Start Your Free Trial

This is the 1st of your 3 free articles

Become a member for unlimited website access and more.

FREE TRIAL Available!

Learn More

Already a member? Sign in to continue reading

Monty Alexander: My America

JazzTimes may earn a small commission if you buy something using one of the retail links in our articles. JazzTimes does not accept money for any editorial recommendations. Read more about our policy here. Thanks for supporting JazzTimes.

This is his America, all right, but Monty Alexander captures its essence by relying on his Jamaican roots. What emerges is a very personal paean to Alexander’s adopted country in a context he has often employed: Caribjazz. It amounts to a party that gives Alexander a dozen opportunities to pay tribute to those artists who influenced him when he was a kid in Kingston: Louis Armstrong, Nat Cole, Frank Sinatra, Duke Ellington, Ray Charles, Al Green, Bill Doggett, James Brown, Marvin Gaye and, would you believe, Roy Rogers?

The very first track, “Don’t Fence Me In,” shows Alexander at his humorous best, but it also sets the pattern for the rest of the album: the familiar brilliant pianistic flashes, often on the verge of breaking out and swinging, but his reggae-saturated rhythm section keeps him in a Jamaican straitjacket. “Rockin’ in Riddim” is a Caribbean tour de force, a way-up salute to Duke’s “Rockin’ in Rhythm. James Brown’s “Sex Machine” is an infectious fusion of Latin and rock that tends to rush out of control. Alexander even manages to blend gospel and reggae in “Battle Hymn of the Republic.” Adding to the party atmosphere are vocals by Freddy Cole, Kevin Mahogany and John Pizzarelli. Alexander doubles on melodica for “Mack the Knife.”

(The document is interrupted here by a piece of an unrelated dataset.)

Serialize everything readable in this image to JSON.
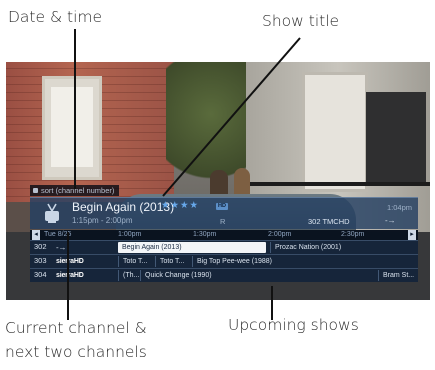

Yes, My America is a blast, but it doesn’t wear well. I miss the more durable, straightahead Alexander. You know, the full Monty.